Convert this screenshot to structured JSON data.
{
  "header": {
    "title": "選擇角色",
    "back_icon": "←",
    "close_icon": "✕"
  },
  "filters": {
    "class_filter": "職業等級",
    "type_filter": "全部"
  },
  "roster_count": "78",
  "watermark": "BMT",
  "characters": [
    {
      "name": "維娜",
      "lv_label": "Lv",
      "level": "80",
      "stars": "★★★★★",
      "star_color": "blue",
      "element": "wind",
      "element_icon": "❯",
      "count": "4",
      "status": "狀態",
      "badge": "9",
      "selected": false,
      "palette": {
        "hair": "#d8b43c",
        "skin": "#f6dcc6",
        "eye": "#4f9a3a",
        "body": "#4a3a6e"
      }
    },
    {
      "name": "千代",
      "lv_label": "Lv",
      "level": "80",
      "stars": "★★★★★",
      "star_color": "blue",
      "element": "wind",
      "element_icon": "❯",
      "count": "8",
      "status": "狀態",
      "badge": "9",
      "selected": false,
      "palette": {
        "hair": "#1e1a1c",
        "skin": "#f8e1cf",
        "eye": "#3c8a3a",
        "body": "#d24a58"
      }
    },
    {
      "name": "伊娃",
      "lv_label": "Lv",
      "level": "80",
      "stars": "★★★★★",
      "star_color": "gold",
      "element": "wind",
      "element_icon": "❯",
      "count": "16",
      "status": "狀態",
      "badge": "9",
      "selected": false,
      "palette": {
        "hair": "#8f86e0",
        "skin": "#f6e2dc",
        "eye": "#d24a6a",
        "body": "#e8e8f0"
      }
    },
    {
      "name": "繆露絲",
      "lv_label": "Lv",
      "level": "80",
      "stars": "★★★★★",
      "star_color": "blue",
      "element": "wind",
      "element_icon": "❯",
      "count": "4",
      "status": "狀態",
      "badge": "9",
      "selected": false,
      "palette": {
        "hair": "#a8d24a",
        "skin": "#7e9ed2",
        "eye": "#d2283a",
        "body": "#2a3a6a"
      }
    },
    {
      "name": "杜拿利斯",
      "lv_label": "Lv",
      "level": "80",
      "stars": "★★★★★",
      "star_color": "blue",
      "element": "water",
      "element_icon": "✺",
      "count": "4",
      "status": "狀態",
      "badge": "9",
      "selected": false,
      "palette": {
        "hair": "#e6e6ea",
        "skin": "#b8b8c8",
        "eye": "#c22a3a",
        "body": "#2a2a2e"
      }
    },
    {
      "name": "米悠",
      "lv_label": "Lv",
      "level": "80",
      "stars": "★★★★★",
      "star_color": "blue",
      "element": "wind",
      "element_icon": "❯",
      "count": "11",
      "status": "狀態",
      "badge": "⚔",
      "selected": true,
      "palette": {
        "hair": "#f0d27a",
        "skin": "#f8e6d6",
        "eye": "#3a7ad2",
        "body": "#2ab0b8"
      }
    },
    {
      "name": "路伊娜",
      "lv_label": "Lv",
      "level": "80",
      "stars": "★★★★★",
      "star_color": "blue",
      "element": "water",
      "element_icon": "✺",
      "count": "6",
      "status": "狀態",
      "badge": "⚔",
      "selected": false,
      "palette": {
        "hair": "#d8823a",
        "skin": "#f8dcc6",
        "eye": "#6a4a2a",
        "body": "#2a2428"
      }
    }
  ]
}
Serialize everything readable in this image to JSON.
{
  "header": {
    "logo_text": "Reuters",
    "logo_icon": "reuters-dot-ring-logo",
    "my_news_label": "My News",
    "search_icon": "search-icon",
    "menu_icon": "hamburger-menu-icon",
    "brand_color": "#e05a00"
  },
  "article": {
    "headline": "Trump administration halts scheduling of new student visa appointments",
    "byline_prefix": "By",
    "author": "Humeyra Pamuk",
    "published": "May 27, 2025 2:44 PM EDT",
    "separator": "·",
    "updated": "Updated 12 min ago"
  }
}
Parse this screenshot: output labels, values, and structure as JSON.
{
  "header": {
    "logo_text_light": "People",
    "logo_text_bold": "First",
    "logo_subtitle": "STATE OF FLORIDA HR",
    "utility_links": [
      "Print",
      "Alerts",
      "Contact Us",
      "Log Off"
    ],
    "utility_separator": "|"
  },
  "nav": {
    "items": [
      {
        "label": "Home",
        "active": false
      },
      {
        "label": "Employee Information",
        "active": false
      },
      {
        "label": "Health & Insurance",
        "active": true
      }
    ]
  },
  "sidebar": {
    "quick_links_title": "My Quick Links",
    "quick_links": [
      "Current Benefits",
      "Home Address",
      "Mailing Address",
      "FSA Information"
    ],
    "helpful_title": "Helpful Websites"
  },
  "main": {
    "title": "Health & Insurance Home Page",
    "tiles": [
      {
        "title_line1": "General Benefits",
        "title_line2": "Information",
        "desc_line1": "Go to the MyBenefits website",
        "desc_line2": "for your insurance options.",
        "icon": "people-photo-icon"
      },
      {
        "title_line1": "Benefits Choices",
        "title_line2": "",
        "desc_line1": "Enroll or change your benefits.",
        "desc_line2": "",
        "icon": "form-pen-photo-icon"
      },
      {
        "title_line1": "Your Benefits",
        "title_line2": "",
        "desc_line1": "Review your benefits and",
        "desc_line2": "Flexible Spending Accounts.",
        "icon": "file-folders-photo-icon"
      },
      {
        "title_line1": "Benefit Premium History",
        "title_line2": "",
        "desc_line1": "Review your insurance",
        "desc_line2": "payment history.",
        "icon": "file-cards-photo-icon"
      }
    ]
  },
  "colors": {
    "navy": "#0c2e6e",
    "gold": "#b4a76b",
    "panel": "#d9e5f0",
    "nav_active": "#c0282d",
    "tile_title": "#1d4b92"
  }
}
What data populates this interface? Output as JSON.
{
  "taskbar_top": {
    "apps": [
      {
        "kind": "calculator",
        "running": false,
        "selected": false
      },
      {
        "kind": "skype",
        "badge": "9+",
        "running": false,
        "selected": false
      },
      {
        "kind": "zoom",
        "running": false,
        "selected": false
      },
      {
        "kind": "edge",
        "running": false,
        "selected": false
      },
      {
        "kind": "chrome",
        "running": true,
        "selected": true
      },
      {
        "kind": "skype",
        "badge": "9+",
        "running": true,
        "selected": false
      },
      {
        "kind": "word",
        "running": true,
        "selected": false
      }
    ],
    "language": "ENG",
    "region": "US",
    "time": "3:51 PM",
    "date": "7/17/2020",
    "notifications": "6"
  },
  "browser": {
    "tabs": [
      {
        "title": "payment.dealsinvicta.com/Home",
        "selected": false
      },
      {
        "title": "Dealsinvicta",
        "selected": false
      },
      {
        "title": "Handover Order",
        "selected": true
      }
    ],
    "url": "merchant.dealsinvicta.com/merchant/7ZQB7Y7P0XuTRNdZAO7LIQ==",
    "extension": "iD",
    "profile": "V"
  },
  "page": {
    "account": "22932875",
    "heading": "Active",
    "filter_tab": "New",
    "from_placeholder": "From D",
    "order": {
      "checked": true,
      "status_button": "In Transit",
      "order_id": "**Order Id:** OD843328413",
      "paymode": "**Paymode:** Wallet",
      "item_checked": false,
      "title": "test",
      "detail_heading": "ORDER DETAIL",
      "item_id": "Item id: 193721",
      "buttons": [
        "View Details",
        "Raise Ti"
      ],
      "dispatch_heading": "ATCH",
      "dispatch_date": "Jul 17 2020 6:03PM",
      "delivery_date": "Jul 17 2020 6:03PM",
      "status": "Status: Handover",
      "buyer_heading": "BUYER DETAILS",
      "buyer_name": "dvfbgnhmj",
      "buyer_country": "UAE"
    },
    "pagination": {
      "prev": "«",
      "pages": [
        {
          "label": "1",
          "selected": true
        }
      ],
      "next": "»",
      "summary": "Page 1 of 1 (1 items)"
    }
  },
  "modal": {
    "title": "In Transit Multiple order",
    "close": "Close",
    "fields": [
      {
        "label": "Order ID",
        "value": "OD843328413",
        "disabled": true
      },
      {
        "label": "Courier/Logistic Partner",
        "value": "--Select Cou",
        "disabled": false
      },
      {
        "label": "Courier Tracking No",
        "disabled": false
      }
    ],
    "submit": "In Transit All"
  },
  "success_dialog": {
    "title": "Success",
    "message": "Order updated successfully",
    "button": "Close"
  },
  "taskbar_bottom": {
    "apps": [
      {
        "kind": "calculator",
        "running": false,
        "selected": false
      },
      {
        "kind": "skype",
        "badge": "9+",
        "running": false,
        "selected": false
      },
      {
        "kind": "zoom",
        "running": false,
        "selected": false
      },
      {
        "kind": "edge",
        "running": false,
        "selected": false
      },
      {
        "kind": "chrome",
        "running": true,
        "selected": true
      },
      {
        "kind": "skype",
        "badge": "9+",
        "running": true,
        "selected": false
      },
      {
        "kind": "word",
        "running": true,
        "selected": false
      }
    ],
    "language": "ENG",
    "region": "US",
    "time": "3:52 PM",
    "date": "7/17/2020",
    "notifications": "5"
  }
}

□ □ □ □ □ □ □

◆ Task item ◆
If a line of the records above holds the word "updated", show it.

◆ Task result ◆
    "updated": "Updated 12 min ago"
    "message": "Order updated successfully",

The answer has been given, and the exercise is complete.